establishment of the San Antonio Missions National Historical Park."
The Bill was passed in 1978 with the aid of Senator Lloyd Bentsen and
signed into Law by President Carter and San Antonio had its National Park.
But there was no funding provided for restoration and the White House
specifically exempted all Church owned and operated property at the Missions
from any future Federal funding on the grounds of the doctrine of
Separation of Church and State. But this had been anticipated. Both the
Church and many of the others involved had feared that the ponderous
funding procedures of the Federal government would not make adequate
funds immediately available for the most pressing needs - routine repair and
maintenance and most important, emergency repair.
The Old Spanish Missions Advisory Board was established to work with
the National Parks Service, and the Bexar County Historical Foundation, a
non-sectarian State-chartered private corporation, was set up to provide funds
for restoration. Starting in 1981 with an initial grant of $250,000 from the
Moody Foundation, the Bexar County Historical Foundation has provided
$386,000 for repair and reconstruction of the Sacristry at San Jose, the Bell
Tower at Capistrano and other strictly Church operated portions of the
This need will continue. While Federal funding has been provided for
many valuable programs of the National Park Service and repair and maintenance
of those extensive portions of the various Missions now owned and
operated by the Park Service, the burden of restoration and repair of the
Churches still lies upon the Church itself, but it is a burden that for the best of
reasons should and can be shared by every citizen of Texas. For they are the
heritage of every Texan.
William Comer said it best: "There is nothing of the kind of equal
interest on the continent."
BEXAR COUNTY HISTORICAL FOUNDATION
San Antonio Bank & Trust Building, Suite 535 711 Navarro St. San Antonio, Texas 78205
_ . I I I
Here’s what’s next.
This issue can be searched. Note: Results may vary based on the legibility of text within the document.
Citing and Sharing
Basic information for referencing this web page. We also provide extended guidance on usage rights, references, copying or embedding.
Reference the current page of this Periodical.
Texas Historical Foundation.

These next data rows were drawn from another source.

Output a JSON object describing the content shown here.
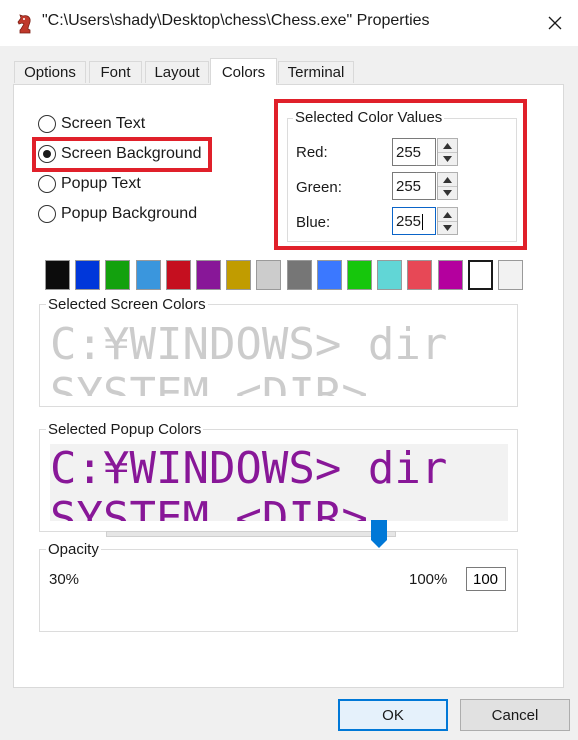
{
  "window": {
    "title": "\"C:\\Users\\shady\\Desktop\\chess\\Chess.exe\" Properties",
    "app_icon": "chess-knight-icon",
    "close_icon": "close-icon"
  },
  "tabs": [
    {
      "label": "Options",
      "active": false
    },
    {
      "label": "Font",
      "active": false
    },
    {
      "label": "Layout",
      "active": false
    },
    {
      "label": "Colors",
      "active": true
    },
    {
      "label": "Terminal",
      "active": false
    }
  ],
  "radios": [
    {
      "label": "Screen Text",
      "checked": false
    },
    {
      "label": "Screen Background",
      "checked": true
    },
    {
      "label": "Popup Text",
      "checked": false
    },
    {
      "label": "Popup Background",
      "checked": false
    }
  ],
  "selected_color_values": {
    "legend": "Selected Color Values",
    "red_label": "Red:",
    "red_value": "255",
    "green_label": "Green:",
    "green_value": "255",
    "blue_label": "Blue:",
    "blue_value": "255"
  },
  "palette": [
    "#0c0c0c",
    "#0037da",
    "#13a10e",
    "#3a96dd",
    "#c50f1f",
    "#881798",
    "#c19c00",
    "#cccccc",
    "#767676",
    "#3b78ff",
    "#16c60c",
    "#61d6d6",
    "#e74856",
    "#b4009e",
    "#ffffff",
    "#f2f2f2"
  ],
  "palette_selected_index": 14,
  "screen_colors": {
    "legend": "Selected Screen Colors",
    "line1": "C:¥WINDOWS> dir",
    "line2": "SYSTEM         <DIR>",
    "text_color": "#cccccc",
    "bg_color": "#ffffff"
  },
  "popup_colors": {
    "legend": "Selected Popup Colors",
    "line1": "C:¥WINDOWS> dir",
    "line2": "SYSTEM         <DIR>",
    "text_color": "#881798",
    "bg_color": "#f2f2f2"
  },
  "opacity": {
    "legend": "Opacity",
    "min_label": "30%",
    "max_label": "100%",
    "value": "100"
  },
  "buttons": {
    "ok": "OK",
    "cancel": "Cancel"
  },
  "accent_colors": {
    "highlight_red": "#e0202a",
    "slider_blue": "#0078d7"
  }
}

Texas Heritage, Fall 1983, periodical, Autumn 1983; (texashistory.unt.edu/ark:/67531/metapth45449/m1/14/?rotate=270: accessed March 28, 2017), University of North Texas Libraries, The Portal to Texas History, texashistory.unt.edu; crediting Texas Historical Foundation.